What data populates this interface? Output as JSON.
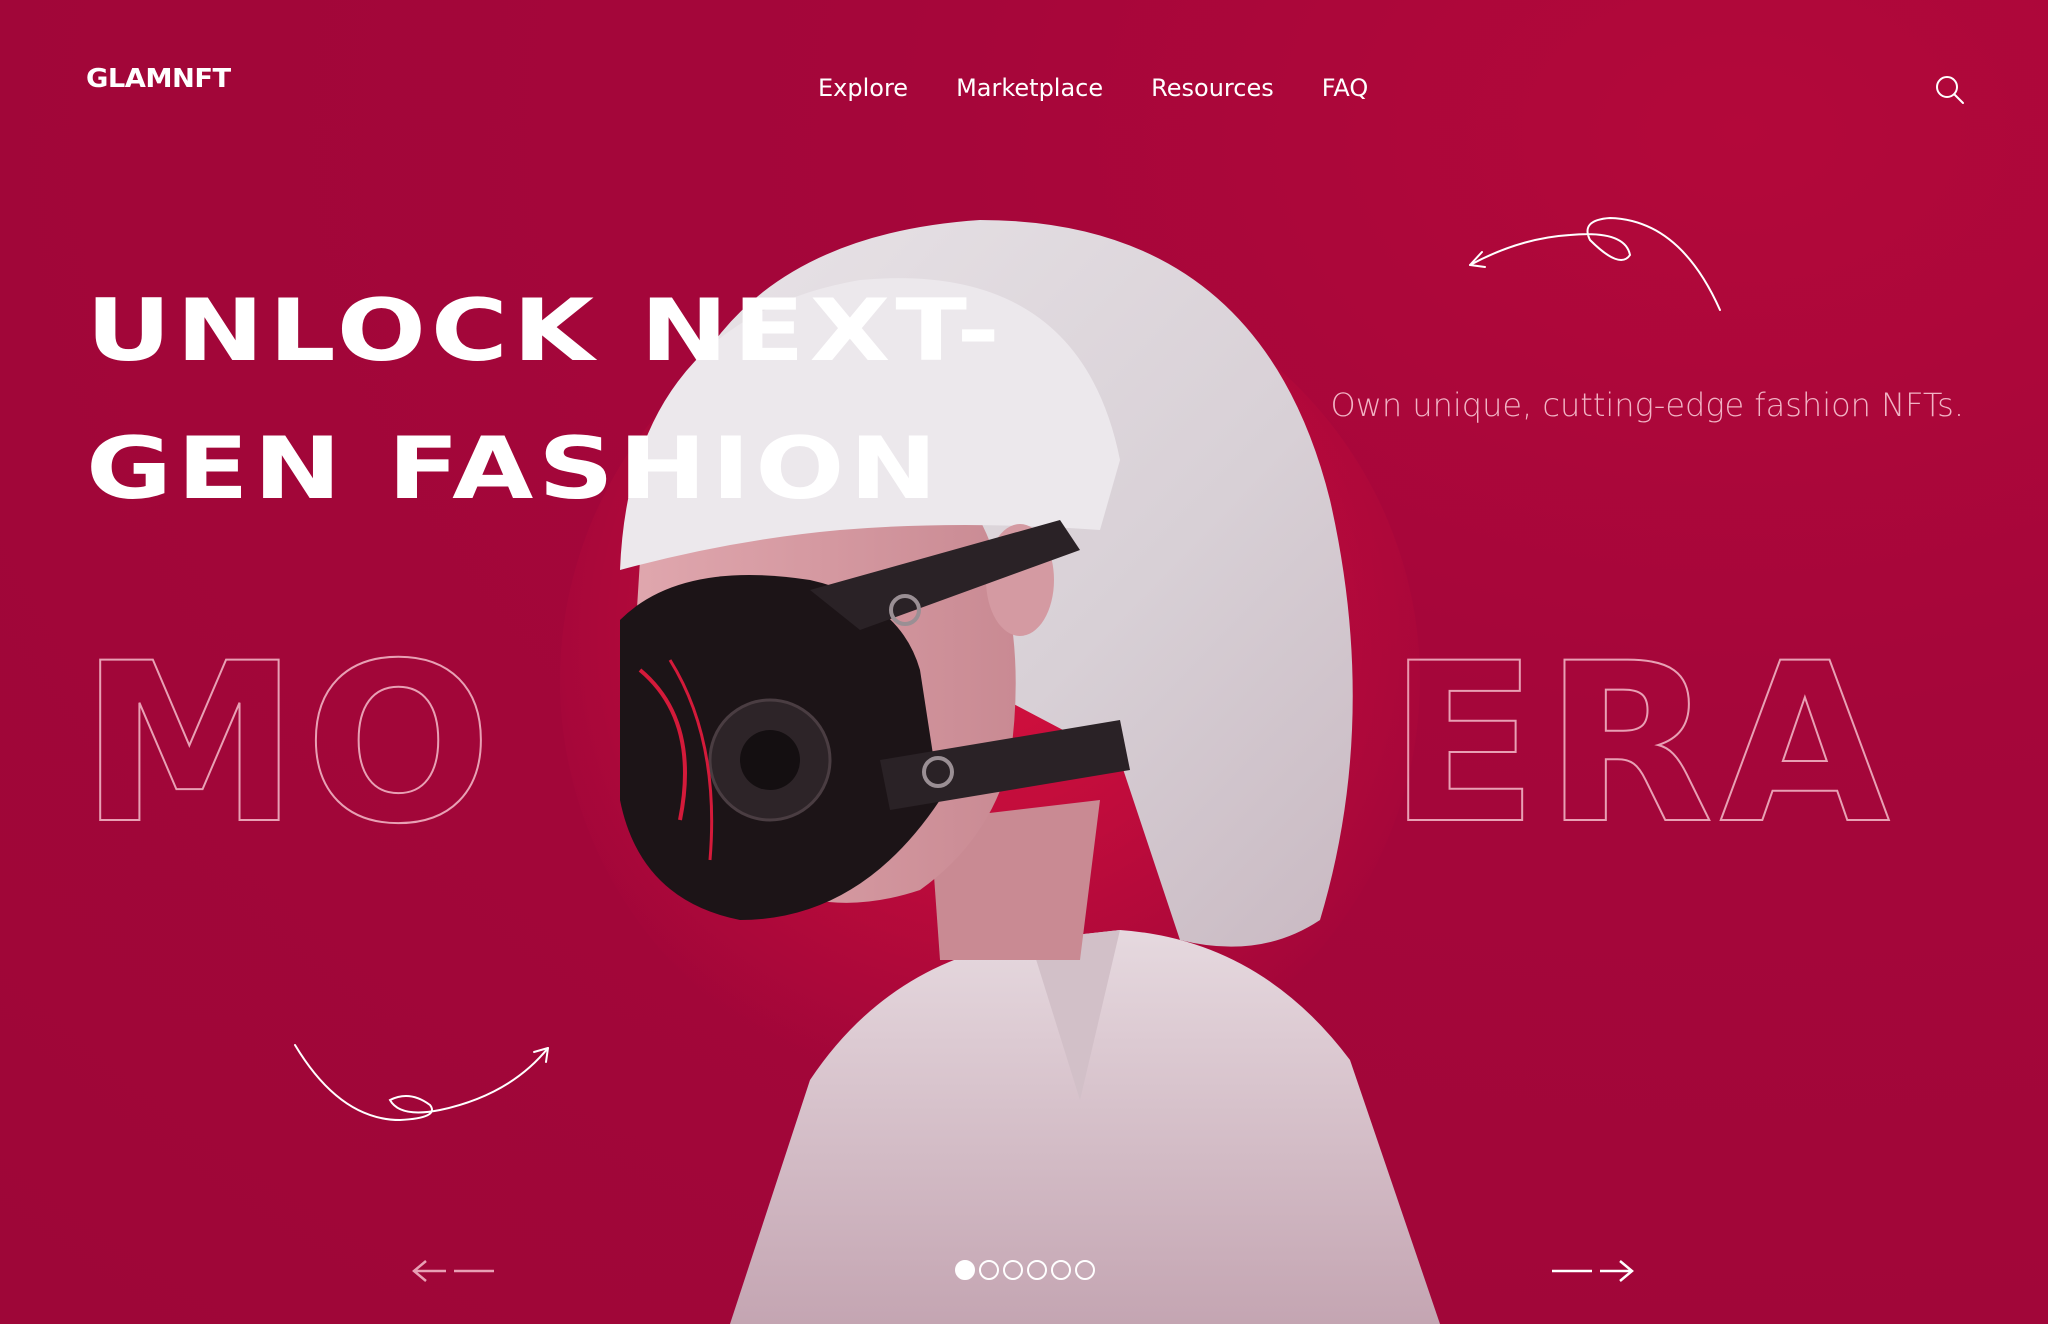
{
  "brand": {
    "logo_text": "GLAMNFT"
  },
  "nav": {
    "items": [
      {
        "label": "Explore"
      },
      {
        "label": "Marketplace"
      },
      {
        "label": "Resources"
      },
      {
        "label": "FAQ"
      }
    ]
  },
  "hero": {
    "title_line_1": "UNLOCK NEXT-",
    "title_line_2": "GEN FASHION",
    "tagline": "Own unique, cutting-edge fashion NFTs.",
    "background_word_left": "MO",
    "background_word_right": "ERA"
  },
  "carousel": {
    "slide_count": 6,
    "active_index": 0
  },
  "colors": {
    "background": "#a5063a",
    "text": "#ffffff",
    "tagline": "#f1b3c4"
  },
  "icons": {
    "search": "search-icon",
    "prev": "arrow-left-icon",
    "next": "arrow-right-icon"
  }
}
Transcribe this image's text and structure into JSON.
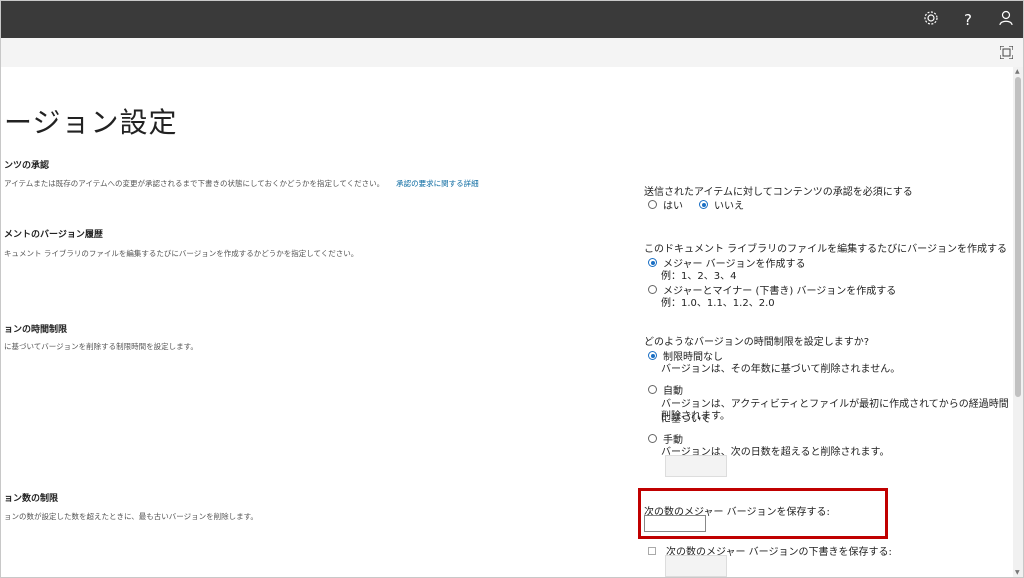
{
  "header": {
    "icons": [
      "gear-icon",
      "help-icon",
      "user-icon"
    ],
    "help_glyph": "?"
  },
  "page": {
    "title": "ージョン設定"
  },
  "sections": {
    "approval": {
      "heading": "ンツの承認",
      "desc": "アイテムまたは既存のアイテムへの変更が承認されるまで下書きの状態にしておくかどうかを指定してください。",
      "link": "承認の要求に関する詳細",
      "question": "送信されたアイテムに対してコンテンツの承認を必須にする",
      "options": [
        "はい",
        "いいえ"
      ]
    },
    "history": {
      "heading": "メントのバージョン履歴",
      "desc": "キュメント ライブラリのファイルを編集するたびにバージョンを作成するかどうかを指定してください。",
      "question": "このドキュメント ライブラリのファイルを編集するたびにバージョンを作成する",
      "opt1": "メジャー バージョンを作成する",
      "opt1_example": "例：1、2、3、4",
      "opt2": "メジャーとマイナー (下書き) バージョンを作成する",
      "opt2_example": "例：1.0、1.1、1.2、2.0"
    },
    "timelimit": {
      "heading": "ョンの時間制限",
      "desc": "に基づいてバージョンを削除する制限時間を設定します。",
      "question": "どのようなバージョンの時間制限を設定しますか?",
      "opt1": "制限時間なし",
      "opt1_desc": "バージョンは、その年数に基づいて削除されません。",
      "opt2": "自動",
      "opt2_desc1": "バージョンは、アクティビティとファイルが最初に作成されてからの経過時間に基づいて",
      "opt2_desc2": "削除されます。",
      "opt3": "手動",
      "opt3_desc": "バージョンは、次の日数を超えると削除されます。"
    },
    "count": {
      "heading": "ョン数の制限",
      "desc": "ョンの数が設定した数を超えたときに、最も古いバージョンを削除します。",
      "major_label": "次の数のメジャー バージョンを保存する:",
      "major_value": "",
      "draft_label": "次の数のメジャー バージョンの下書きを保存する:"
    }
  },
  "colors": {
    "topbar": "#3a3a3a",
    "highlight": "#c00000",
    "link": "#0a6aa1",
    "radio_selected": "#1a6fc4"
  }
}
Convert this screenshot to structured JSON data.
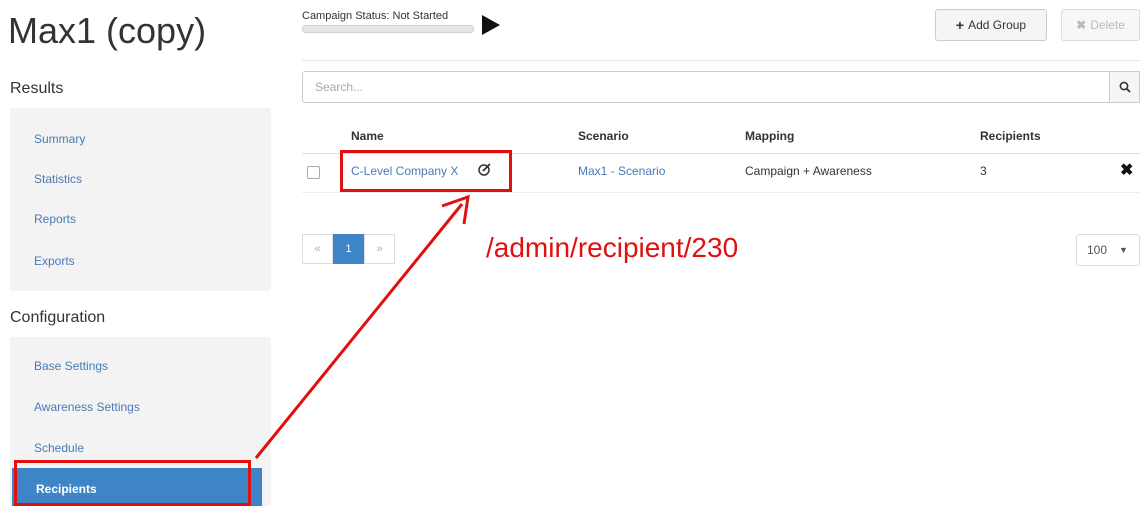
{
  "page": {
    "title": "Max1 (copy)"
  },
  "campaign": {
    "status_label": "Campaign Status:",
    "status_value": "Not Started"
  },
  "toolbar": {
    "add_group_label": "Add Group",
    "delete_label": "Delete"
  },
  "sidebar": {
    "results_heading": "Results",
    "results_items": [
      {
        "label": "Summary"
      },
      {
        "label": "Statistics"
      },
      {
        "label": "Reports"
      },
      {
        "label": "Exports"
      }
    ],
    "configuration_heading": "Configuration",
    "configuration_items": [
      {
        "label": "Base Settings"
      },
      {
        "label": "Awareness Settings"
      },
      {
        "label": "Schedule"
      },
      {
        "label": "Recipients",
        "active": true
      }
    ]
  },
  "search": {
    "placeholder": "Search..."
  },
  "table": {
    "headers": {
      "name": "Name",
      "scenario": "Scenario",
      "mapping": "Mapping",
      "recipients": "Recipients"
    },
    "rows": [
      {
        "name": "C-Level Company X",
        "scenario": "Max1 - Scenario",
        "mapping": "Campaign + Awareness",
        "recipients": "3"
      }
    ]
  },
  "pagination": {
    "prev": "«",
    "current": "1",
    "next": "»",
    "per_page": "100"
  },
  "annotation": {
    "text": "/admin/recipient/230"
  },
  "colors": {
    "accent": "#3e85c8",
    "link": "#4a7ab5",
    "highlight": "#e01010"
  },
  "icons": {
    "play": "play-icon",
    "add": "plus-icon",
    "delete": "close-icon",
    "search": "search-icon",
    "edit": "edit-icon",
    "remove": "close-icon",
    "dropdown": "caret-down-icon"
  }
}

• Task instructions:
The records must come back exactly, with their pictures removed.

• Exercise solution:
What data populates this interface? Output as JSON.
{
  "brand": {
    "logo_text": "GLAMNFT"
  },
  "nav": {
    "items": [
      {
        "label": "Explore"
      },
      {
        "label": "Marketplace"
      },
      {
        "label": "Resources"
      },
      {
        "label": "FAQ"
      }
    ]
  },
  "hero": {
    "title_line_1": "UNLOCK NEXT-",
    "title_line_2": "GEN FASHION",
    "tagline": "Own unique, cutting-edge fashion NFTs.",
    "background_word_left": "MO",
    "background_word_right": "ERA"
  },
  "carousel": {
    "slide_count": 6,
    "active_index": 0
  },
  "colors": {
    "background": "#a5063a",
    "text": "#ffffff",
    "tagline": "#f1b3c4"
  },
  "icons": {
    "search": "search-icon",
    "prev": "arrow-left-icon",
    "next": "arrow-right-icon"
  }
}
Transcribe this image's text and structure into JSON.
{
  "header": {
    "icons": [
      "gear-icon",
      "help-icon",
      "user-icon"
    ],
    "help_glyph": "?"
  },
  "page": {
    "title": "ージョン設定"
  },
  "sections": {
    "approval": {
      "heading": "ンツの承認",
      "desc": "アイテムまたは既存のアイテムへの変更が承認されるまで下書きの状態にしておくかどうかを指定してください。",
      "link": "承認の要求に関する詳細",
      "question": "送信されたアイテムに対してコンテンツの承認を必須にする",
      "options": [
        "はい",
        "いいえ"
      ]
    },
    "history": {
      "heading": "メントのバージョン履歴",
      "desc": "キュメント ライブラリのファイルを編集するたびにバージョンを作成するかどうかを指定してください。",
      "question": "このドキュメント ライブラリのファイルを編集するたびにバージョンを作成する",
      "opt1": "メジャー バージョンを作成する",
      "opt1_example": "例：1、2、3、4",
      "opt2": "メジャーとマイナー (下書き) バージョンを作成する",
      "opt2_example": "例：1.0、1.1、1.2、2.0"
    },
    "timelimit": {
      "heading": "ョンの時間制限",
      "desc": "に基づいてバージョンを削除する制限時間を設定します。",
      "question": "どのようなバージョンの時間制限を設定しますか?",
      "opt1": "制限時間なし",
      "opt1_desc": "バージョンは、その年数に基づいて削除されません。",
      "opt2": "自動",
      "opt2_desc1": "バージョンは、アクティビティとファイルが最初に作成されてからの経過時間に基づいて",
      "opt2_desc2": "削除されます。",
      "opt3": "手動",
      "opt3_desc": "バージョンは、次の日数を超えると削除されます。"
    },
    "count": {
      "heading": "ョン数の制限",
      "desc": "ョンの数が設定した数を超えたときに、最も古いバージョンを削除します。",
      "major_label": "次の数のメジャー バージョンを保存する:",
      "major_value": "",
      "draft_label": "次の数のメジャー バージョンの下書きを保存する:"
    }
  },
  "colors": {
    "topbar": "#3a3a3a",
    "highlight": "#c00000",
    "link": "#0a6aa1",
    "radio_selected": "#1a6fc4"
  }
}
Convert this screenshot to structured JSON data.
{
  "page": {
    "title": "Max1 (copy)"
  },
  "campaign": {
    "status_label": "Campaign Status:",
    "status_value": "Not Started"
  },
  "toolbar": {
    "add_group_label": "Add Group",
    "delete_label": "Delete"
  },
  "sidebar": {
    "results_heading": "Results",
    "results_items": [
      {
        "label": "Summary"
      },
      {
        "label": "Statistics"
      },
      {
        "label": "Reports"
      },
      {
        "label": "Exports"
      }
    ],
    "configuration_heading": "Configuration",
    "configuration_items": [
      {
        "label": "Base Settings"
      },
      {
        "label": "Awareness Settings"
      },
      {
        "label": "Schedule"
      },
      {
        "label": "Recipients",
        "active": true
      }
    ]
  },
  "search": {
    "placeholder": "Search..."
  },
  "table": {
    "headers": {
      "name": "Name",
      "scenario": "Scenario",
      "mapping": "Mapping",
      "recipients": "Recipients"
    },
    "rows": [
      {
        "name": "C-Level Company X",
        "scenario": "Max1 - Scenario",
        "mapping": "Campaign + Awareness",
        "recipients": "3"
      }
    ]
  },
  "pagination": {
    "prev": "«",
    "current": "1",
    "next": "»",
    "per_page": "100"
  },
  "annotation": {
    "text": "/admin/recipient/230"
  },
  "colors": {
    "accent": "#3e85c8",
    "link": "#4a7ab5",
    "highlight": "#e01010"
  },
  "icons": {
    "play": "play-icon",
    "add": "plus-icon",
    "delete": "close-icon",
    "search": "search-icon",
    "edit": "edit-icon",
    "remove": "close-icon",
    "dropdown": "caret-down-icon"
  }
}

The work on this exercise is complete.